This is the MEAT [the Spanish acronym for “electronic media and arts of the period”] report that was presented on December 5, 1997; it includes a description of the project, a proposal for a curriculum reform based on the electronic media and arts of the period, and a brief explanation of the courses of this type that are available to art students. The proposal was jointly written by nine teachers in the department who were interested in a variety of media practices. The list of teachers includes: Andrés Burbano, Myriam Luisa Díaz, Xavier Hurtado, Eduardo Pradilla, and Juan Reyes, among others. This report advocates a reform to the art curriculum that would encourage a new approach to art by including technical skills associated with “new digital technologies” focused on concepts, such as the “dematerialization of the art object” and its process-based characteristics. This approach would in turn challenge the role of art in the world and insist on the need to explore its social functions. A number of precedents and deficiencies therefore led to a statement of objectives that reflect the academy’s interest in developing a new approach that would impact art training in Colombia.
This report documents a particular point of view at the Universidad de los Andes in Bogotá, one of the most influential art institutions in the country. This claim can be made because of the age of the University arts program—which was founded in 1955—and the achievements of its graduates, such as: Beatriz González (b. 1938), Juan Antonio Roda (1921–2003), Luis Caballero Holguín (1943–1995), Luciano Jaramillo (1938–1984), Nirma Zárate (1936–1999), Catalina Mejía (b. 1962), and Rodrigo Facundo (b. 1958), among many others.

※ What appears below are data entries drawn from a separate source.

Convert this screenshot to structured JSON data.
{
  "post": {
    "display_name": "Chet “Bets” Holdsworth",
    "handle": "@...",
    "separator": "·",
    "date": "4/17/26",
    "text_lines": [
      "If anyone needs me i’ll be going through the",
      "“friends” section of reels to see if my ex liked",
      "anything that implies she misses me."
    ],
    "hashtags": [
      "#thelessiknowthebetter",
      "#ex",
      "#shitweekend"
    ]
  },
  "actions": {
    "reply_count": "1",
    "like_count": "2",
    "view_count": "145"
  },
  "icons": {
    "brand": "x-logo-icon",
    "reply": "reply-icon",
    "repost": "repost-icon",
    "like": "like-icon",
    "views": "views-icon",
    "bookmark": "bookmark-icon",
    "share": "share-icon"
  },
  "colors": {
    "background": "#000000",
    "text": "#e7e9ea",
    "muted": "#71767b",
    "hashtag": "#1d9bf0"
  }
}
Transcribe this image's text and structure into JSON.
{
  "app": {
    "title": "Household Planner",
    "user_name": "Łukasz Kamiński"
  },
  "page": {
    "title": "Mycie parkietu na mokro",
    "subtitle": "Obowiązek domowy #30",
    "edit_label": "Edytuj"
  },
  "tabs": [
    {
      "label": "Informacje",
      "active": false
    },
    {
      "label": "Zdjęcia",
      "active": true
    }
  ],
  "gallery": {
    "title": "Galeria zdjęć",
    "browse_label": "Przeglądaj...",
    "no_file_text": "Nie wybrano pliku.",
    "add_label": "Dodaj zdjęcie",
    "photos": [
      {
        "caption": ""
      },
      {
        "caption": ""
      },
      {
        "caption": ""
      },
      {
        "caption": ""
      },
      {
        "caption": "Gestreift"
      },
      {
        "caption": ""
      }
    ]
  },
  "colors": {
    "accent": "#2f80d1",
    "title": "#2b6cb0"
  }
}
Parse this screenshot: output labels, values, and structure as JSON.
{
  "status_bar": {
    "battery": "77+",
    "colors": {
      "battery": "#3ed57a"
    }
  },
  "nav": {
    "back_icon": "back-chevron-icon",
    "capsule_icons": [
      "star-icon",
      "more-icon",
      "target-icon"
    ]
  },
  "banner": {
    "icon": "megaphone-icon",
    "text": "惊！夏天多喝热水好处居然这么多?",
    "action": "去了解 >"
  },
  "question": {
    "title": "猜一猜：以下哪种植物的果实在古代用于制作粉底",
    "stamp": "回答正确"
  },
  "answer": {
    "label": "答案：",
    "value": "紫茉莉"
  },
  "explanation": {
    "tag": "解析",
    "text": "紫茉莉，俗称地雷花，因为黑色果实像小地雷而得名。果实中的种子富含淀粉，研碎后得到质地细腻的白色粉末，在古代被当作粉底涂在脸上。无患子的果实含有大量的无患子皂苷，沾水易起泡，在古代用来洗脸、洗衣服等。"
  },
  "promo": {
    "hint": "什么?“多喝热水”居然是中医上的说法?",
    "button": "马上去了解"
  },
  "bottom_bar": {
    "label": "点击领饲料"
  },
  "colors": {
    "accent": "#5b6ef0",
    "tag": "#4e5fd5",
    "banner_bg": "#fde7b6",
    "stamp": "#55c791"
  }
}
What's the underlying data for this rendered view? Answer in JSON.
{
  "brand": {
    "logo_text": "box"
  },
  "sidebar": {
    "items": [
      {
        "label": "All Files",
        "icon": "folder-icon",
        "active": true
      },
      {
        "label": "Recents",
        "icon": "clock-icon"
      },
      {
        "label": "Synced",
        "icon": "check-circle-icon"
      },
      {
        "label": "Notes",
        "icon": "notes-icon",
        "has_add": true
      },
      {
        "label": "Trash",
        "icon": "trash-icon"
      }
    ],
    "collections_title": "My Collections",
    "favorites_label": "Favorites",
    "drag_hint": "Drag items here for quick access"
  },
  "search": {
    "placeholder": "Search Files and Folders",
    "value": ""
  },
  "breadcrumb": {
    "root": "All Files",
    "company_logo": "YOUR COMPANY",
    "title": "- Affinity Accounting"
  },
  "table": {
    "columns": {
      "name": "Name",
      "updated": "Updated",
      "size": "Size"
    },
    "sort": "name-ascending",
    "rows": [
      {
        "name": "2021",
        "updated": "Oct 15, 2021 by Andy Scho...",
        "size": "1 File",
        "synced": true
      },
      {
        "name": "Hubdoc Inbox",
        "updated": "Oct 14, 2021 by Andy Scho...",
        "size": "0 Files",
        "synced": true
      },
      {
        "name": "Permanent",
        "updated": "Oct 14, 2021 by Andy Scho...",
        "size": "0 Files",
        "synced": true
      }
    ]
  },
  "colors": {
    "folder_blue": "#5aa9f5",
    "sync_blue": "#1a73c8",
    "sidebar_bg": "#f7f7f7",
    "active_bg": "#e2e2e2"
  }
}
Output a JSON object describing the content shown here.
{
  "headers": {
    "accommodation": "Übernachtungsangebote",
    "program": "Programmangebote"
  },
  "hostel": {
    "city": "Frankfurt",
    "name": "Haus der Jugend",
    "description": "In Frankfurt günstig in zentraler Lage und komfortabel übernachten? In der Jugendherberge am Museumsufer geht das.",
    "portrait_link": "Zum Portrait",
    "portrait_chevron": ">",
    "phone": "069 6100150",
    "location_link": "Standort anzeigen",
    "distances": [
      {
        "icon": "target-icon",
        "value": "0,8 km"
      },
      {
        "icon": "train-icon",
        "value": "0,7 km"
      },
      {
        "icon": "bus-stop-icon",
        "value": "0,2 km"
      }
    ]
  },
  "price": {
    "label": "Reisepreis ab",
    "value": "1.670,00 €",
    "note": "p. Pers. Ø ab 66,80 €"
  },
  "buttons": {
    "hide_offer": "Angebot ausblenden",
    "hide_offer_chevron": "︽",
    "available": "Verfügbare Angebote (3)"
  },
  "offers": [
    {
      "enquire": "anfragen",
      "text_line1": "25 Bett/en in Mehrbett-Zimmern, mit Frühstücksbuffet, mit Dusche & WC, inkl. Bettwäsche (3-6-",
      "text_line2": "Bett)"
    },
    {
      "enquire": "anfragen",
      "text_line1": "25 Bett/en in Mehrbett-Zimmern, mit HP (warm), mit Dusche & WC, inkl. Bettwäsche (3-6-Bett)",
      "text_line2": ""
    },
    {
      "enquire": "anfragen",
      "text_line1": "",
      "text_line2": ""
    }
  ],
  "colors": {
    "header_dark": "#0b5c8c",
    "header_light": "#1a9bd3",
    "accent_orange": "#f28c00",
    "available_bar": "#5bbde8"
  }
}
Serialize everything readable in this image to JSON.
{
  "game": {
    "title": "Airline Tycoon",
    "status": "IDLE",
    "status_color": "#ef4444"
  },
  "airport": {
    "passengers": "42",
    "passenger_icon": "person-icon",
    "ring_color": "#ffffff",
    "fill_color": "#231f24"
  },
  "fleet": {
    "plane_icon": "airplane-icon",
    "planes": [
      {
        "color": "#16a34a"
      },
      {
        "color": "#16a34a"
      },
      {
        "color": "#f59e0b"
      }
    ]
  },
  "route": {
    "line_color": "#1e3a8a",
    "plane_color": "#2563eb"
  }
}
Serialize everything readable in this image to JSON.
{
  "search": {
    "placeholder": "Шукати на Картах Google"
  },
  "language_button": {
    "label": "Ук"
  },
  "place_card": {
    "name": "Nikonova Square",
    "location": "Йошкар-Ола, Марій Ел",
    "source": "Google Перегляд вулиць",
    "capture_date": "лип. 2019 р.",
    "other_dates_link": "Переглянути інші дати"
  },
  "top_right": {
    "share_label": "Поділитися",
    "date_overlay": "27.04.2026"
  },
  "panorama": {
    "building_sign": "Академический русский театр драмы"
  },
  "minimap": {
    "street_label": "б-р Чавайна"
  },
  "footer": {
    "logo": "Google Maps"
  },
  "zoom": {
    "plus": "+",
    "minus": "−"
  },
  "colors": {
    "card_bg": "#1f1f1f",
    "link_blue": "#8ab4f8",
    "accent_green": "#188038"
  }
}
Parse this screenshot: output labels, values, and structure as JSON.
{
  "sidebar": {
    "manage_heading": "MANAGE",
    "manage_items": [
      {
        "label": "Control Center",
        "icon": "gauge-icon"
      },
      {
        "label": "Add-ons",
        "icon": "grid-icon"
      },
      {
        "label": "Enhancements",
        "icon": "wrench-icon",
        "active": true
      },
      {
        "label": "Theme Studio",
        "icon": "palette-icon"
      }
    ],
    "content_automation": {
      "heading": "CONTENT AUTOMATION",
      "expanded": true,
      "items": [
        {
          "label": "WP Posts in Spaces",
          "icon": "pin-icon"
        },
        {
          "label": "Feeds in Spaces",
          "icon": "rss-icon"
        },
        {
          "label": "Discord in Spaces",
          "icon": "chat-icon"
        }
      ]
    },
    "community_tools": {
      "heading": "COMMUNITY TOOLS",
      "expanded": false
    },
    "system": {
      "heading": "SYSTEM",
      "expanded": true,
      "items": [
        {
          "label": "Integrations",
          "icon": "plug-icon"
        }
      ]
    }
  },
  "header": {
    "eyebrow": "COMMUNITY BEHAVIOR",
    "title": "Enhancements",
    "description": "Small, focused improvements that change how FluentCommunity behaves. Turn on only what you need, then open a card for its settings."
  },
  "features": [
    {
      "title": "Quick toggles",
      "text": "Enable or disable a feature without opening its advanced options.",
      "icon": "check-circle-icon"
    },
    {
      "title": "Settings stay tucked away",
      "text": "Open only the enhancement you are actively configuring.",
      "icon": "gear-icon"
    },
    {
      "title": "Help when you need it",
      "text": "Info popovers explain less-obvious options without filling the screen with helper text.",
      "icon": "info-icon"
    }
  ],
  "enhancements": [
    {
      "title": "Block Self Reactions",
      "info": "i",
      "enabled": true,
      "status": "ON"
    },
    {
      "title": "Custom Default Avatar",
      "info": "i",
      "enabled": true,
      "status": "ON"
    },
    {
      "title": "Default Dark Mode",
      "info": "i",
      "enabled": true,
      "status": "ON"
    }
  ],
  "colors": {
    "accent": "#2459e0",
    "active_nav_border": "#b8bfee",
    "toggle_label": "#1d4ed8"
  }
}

See “3 décadas de arte uniandino” [doc. no. 1134876].
A thorough grasp of the local academic environment requires an understanding of the emphasis on modernity that was an integral part of the arts program at this institution. The reform mentioned here sought to expand the relational possibilities of the work of art, understood as a hermetic, self-contained object. An understanding of the work of art in terms of its relational aspects—framed within a particular space and time—leads to an interest in its circulation and validation. This report explores the relationship between art and society, and discusses how to dismantle the barrier that separates the producers of art from its consumers. Based on that perspective, the report seeks to examine dynamics that are endemic to art that might help to strengthen interdisciplinary research and creation methods.
Such methods should be focused on a sociocultural environment, emphasizing the use of technology in audiovisual fields (photography, video workshops, sound, and animation); digital fields (multimedia design, algorithms, broadcast media, and virtual reality); and temporal fields (intermedia translation, performance art, theatrical staging, and moving images). It should also be noted that this academic department is the only one in Colombia that currently (in 2010) offers this particular emphasis in its curriculum.